- What to work on:
Would you copy all lines in the data that contain the word "Search"?

- Supplied information:
------------------------------------------------------------

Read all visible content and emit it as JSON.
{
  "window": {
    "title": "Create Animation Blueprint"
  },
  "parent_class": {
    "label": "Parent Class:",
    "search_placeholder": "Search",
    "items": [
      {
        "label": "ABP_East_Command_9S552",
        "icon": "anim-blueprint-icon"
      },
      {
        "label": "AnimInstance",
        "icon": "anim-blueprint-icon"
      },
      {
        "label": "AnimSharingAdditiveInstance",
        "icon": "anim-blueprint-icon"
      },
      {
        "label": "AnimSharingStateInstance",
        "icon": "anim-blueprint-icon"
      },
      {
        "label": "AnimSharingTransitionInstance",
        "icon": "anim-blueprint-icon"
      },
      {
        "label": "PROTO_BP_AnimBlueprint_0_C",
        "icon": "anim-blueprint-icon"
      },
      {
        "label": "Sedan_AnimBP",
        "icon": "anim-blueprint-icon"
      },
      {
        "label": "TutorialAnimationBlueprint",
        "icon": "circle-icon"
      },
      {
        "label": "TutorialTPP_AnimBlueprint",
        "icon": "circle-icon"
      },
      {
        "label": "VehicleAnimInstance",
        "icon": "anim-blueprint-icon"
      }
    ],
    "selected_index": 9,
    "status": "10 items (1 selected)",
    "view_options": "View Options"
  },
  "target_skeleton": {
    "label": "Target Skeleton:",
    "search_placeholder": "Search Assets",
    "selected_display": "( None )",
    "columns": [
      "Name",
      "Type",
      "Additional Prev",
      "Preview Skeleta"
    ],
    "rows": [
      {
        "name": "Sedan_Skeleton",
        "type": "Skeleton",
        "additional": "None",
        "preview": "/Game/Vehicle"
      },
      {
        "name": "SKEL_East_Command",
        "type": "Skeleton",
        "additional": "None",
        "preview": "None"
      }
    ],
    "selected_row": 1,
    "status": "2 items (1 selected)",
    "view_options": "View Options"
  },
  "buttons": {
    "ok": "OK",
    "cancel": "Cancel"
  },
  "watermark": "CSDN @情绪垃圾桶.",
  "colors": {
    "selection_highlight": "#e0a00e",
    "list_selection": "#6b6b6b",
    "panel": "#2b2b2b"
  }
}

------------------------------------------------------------

- Answer box:
    "search_placeholder": "Search",
    "search_placeholder": "Search Assets",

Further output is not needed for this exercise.